## TASK PROMPT:
Scan the data below for the string "práce". Show every line where it turns up.

Component data from apps and pages
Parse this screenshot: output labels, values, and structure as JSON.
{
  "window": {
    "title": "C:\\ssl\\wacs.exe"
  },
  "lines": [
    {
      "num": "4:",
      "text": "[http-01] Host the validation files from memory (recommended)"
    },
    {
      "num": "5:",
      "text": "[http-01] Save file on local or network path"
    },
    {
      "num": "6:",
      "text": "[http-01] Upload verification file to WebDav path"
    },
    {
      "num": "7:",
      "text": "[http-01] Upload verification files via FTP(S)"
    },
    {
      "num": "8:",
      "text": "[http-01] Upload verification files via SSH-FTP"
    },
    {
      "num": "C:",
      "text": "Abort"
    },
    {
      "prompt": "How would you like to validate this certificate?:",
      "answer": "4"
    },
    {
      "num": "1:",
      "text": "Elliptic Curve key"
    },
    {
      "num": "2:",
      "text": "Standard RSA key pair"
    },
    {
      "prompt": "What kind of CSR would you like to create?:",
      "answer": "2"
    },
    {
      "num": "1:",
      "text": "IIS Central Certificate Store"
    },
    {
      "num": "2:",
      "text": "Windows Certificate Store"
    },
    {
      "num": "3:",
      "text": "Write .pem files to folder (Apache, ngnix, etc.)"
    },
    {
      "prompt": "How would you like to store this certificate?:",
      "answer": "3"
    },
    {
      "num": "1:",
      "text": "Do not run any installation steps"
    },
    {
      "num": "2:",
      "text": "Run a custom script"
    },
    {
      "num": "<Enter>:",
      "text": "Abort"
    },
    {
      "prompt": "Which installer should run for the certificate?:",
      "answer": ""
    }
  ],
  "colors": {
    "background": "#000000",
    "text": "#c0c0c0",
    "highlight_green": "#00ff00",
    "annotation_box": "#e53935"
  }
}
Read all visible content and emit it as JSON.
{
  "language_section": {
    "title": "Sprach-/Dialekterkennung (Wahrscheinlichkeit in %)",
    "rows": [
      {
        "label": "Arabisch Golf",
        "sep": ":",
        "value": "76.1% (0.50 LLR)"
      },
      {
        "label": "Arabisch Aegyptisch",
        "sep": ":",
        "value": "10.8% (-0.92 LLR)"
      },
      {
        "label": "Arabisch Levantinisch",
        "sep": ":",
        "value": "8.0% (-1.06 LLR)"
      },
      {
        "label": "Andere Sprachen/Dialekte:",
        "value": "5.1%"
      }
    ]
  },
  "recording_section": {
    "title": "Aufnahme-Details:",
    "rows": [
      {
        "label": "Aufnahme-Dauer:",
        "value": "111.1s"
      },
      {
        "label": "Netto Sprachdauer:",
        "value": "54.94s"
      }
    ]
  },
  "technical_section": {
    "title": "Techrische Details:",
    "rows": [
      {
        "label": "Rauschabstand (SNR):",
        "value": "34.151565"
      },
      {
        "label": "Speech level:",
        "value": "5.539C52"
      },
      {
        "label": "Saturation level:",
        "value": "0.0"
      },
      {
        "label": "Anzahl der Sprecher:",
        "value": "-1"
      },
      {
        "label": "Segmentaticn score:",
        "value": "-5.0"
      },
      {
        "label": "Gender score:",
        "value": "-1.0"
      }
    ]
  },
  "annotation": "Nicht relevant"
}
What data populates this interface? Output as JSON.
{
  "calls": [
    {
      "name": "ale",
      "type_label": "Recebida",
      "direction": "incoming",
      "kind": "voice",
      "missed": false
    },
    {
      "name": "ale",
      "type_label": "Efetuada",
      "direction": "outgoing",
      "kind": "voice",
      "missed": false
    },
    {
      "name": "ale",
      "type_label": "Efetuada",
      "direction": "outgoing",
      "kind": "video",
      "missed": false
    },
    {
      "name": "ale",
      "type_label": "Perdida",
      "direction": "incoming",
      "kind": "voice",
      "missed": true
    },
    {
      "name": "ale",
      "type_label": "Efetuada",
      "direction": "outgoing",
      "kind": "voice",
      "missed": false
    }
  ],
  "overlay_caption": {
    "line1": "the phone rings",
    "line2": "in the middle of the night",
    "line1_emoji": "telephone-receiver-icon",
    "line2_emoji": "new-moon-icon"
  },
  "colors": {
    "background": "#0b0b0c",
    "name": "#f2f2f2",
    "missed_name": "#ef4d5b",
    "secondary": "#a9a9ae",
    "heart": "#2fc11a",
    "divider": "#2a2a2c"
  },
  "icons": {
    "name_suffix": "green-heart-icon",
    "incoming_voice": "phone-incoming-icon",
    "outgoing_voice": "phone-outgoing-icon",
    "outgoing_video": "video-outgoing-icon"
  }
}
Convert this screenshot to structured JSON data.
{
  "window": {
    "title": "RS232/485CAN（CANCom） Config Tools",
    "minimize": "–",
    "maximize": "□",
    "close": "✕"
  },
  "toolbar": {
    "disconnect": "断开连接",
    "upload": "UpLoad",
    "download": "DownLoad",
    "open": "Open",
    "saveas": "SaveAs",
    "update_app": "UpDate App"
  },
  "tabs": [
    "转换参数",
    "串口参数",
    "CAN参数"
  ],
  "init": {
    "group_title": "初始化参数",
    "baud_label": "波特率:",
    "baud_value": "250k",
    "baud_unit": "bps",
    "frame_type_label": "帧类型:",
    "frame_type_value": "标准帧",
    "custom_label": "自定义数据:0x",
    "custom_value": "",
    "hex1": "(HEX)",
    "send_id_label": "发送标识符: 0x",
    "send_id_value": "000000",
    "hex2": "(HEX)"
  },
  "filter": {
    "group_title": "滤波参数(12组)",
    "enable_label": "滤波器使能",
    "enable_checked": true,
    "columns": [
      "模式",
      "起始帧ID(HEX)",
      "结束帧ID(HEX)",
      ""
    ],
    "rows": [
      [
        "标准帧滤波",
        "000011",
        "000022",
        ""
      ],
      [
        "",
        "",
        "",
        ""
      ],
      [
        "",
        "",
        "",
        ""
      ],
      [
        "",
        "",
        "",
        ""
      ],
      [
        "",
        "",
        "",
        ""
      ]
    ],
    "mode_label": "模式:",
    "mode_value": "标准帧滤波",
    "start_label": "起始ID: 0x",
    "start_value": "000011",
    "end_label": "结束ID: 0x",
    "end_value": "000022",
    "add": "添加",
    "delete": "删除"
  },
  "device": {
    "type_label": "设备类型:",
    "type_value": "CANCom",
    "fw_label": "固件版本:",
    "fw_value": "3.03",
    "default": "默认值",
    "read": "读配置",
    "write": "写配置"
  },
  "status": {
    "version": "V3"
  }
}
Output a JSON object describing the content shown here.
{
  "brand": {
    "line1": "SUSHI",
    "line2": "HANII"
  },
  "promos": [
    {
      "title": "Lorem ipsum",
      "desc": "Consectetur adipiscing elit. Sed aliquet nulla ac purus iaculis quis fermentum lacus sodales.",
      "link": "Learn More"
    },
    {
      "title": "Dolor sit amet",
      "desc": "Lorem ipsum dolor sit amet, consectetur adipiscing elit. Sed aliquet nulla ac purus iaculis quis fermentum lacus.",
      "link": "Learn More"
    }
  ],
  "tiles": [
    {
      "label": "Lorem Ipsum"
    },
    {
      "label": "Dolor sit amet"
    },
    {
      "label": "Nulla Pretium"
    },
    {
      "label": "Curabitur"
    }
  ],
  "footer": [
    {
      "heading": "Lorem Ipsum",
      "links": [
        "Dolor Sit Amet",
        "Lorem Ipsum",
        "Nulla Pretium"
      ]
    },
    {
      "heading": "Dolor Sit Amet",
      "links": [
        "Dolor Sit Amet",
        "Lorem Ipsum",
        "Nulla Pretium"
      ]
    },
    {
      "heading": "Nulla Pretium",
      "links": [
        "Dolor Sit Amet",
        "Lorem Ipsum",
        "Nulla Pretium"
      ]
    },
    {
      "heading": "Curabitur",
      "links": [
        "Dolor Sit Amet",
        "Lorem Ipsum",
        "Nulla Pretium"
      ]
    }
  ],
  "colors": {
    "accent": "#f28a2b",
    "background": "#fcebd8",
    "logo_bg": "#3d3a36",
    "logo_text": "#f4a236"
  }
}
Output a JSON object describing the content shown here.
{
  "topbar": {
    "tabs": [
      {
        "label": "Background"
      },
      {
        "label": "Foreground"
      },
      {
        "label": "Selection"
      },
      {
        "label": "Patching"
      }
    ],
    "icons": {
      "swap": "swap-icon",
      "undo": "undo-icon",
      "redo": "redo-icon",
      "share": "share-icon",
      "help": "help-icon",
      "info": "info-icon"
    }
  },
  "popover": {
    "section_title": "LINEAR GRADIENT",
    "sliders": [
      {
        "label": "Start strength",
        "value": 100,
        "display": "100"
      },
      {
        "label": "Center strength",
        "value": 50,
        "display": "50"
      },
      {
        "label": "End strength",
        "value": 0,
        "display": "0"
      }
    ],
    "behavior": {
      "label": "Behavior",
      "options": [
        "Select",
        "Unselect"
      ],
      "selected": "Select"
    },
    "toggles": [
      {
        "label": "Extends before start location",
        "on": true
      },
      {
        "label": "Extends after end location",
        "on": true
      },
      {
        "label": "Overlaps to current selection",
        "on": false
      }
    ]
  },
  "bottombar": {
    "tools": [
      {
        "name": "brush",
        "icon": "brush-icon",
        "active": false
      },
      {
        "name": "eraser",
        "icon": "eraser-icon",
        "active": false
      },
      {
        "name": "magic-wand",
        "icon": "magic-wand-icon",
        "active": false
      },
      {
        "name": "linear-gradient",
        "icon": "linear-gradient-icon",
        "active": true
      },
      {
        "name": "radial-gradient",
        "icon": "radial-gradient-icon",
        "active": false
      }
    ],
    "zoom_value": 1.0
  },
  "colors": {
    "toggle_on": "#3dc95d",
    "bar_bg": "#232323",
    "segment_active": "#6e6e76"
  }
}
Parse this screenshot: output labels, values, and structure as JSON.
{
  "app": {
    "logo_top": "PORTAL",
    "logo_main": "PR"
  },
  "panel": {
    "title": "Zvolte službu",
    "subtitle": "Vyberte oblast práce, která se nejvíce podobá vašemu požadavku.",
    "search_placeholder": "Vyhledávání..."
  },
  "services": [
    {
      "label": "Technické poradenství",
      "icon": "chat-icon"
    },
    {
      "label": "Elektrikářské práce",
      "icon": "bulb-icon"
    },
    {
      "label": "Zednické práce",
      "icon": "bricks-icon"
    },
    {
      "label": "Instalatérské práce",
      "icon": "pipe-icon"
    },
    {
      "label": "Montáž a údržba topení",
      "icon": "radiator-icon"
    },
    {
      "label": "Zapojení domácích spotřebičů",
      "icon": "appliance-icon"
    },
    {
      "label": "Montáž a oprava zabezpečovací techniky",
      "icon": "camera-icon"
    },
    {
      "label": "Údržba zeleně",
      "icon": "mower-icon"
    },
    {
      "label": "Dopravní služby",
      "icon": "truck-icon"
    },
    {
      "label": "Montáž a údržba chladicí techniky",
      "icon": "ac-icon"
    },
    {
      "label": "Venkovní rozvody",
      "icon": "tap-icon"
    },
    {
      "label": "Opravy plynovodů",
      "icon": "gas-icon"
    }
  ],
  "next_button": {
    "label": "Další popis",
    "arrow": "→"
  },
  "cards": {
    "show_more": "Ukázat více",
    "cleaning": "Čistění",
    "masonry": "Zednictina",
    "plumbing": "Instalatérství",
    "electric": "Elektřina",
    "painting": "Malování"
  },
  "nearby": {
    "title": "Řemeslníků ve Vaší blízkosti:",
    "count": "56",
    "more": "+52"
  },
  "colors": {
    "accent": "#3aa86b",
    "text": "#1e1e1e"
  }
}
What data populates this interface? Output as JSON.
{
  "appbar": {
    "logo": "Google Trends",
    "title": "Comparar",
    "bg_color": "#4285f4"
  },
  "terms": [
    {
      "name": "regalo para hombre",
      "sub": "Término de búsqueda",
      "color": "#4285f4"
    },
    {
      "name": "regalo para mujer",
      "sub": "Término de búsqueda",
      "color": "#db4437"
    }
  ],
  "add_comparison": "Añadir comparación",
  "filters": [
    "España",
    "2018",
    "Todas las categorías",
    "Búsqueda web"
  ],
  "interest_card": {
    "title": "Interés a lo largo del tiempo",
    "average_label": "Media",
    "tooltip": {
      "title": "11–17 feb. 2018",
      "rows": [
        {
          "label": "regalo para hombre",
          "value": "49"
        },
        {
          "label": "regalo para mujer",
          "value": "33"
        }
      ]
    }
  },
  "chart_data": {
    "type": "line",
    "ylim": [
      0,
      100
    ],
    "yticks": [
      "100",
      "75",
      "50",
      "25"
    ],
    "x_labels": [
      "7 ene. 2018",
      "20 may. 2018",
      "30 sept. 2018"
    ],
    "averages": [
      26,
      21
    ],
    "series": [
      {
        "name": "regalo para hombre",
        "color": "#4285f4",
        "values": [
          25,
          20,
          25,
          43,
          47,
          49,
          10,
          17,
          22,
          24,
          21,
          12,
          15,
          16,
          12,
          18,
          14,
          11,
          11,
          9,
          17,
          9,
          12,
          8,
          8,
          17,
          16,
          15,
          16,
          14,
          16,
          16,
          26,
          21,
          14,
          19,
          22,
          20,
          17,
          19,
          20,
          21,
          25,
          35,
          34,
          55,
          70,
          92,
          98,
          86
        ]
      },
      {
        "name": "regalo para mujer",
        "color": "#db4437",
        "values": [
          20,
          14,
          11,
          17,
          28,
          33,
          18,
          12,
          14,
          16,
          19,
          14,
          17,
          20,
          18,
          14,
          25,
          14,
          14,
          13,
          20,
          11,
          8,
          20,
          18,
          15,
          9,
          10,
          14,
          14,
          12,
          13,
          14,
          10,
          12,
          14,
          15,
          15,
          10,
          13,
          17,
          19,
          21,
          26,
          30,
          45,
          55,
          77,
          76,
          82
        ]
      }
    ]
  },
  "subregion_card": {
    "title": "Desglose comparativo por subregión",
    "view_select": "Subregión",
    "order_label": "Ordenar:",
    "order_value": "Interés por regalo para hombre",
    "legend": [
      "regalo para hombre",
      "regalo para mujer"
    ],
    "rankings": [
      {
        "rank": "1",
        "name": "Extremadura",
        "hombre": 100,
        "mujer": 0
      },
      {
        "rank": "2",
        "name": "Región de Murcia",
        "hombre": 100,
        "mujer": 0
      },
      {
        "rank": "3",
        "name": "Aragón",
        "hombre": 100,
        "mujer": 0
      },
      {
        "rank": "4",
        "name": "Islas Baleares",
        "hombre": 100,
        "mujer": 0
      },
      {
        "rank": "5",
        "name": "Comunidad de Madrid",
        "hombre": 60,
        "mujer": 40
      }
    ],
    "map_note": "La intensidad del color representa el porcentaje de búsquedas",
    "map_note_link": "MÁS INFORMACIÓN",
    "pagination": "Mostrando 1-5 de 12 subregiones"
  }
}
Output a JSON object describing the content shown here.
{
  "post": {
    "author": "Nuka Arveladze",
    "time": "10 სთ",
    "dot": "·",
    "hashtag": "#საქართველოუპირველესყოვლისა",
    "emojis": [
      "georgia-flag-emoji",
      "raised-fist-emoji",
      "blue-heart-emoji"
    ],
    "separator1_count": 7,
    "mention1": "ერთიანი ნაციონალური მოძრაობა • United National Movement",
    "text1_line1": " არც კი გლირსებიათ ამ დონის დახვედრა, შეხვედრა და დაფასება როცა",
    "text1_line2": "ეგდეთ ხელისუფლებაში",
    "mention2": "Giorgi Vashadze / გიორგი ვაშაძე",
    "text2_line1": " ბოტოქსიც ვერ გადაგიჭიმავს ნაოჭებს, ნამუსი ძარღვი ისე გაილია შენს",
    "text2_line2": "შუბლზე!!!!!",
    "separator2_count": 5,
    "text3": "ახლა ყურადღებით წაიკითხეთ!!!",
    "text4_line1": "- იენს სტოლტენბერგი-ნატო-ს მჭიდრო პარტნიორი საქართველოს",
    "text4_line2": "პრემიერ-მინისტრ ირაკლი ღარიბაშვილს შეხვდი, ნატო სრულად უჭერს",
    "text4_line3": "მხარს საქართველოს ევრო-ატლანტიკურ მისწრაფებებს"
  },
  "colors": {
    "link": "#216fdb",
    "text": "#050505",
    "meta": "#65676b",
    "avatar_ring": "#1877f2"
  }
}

## REPLY:
    "subtitle": "Vyberte oblast práce, která se nejvíce podobá vašemu požadavku.",
      "label": "Elektrikářské práce",
      "label": "Zednické práce",
      "label": "Instalatérské práce",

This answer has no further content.